THE TASK: Number of lines below with "body": work it out and reply with that number only.

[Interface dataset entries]
=-=-=

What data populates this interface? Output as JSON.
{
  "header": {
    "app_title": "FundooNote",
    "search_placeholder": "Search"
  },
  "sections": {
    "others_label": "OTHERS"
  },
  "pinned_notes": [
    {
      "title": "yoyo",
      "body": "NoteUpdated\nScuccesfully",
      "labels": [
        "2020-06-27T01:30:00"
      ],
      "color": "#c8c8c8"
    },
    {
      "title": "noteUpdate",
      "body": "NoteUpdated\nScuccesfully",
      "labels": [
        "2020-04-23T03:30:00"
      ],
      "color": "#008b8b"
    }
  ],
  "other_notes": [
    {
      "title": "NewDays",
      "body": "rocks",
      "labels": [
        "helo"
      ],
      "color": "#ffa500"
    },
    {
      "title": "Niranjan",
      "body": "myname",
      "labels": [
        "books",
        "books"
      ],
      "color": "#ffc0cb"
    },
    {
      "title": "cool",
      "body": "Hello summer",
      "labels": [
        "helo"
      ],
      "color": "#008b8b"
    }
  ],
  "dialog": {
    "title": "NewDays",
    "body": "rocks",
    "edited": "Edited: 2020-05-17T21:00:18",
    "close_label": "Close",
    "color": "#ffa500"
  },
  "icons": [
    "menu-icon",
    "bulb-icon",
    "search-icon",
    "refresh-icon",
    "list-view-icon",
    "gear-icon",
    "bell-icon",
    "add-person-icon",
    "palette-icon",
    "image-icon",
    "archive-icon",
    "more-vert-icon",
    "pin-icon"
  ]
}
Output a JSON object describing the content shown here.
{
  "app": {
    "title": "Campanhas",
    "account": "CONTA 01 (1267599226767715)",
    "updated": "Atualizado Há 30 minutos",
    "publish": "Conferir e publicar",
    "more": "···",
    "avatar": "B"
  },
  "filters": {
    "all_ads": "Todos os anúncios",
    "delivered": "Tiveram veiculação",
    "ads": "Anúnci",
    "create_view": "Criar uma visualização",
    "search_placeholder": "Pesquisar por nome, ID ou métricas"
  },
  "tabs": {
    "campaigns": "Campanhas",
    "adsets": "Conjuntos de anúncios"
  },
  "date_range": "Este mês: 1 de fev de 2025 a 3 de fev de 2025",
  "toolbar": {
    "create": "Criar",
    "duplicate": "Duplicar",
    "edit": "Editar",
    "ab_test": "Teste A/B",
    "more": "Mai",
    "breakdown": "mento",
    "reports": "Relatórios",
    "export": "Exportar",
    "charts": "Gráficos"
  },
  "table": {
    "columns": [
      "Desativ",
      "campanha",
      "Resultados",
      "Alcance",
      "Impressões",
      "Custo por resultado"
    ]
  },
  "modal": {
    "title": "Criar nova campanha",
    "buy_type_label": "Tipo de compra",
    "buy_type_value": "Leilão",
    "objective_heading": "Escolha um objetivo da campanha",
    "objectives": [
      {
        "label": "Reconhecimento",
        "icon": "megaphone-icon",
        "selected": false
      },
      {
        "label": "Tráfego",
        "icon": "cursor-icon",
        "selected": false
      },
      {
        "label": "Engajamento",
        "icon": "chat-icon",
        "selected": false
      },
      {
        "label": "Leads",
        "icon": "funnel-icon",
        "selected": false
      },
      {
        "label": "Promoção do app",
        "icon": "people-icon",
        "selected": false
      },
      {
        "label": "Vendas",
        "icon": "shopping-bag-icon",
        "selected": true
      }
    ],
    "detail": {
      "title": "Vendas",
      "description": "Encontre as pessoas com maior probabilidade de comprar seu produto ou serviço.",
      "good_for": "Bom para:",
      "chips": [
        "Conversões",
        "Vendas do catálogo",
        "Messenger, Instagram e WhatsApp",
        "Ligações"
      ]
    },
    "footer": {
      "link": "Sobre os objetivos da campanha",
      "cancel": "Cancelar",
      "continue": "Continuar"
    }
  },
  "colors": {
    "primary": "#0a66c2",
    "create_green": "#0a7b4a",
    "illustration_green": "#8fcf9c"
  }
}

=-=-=

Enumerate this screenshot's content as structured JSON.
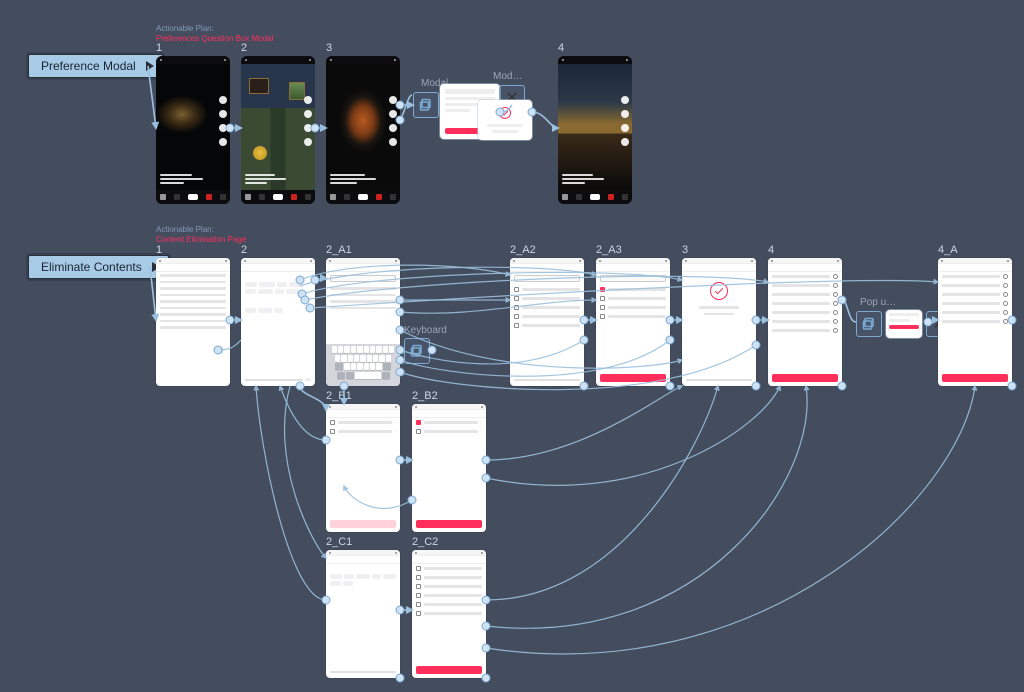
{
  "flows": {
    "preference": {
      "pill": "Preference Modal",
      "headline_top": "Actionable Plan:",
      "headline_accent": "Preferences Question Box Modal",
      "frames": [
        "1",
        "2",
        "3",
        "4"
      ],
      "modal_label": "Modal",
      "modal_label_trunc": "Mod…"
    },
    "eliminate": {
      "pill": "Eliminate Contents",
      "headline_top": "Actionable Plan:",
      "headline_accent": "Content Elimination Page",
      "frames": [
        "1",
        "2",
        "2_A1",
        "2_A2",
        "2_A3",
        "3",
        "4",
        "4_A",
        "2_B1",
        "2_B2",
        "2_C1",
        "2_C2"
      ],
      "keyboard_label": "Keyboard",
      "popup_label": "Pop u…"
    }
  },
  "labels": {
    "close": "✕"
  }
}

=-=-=

TASK SOLUTION: 6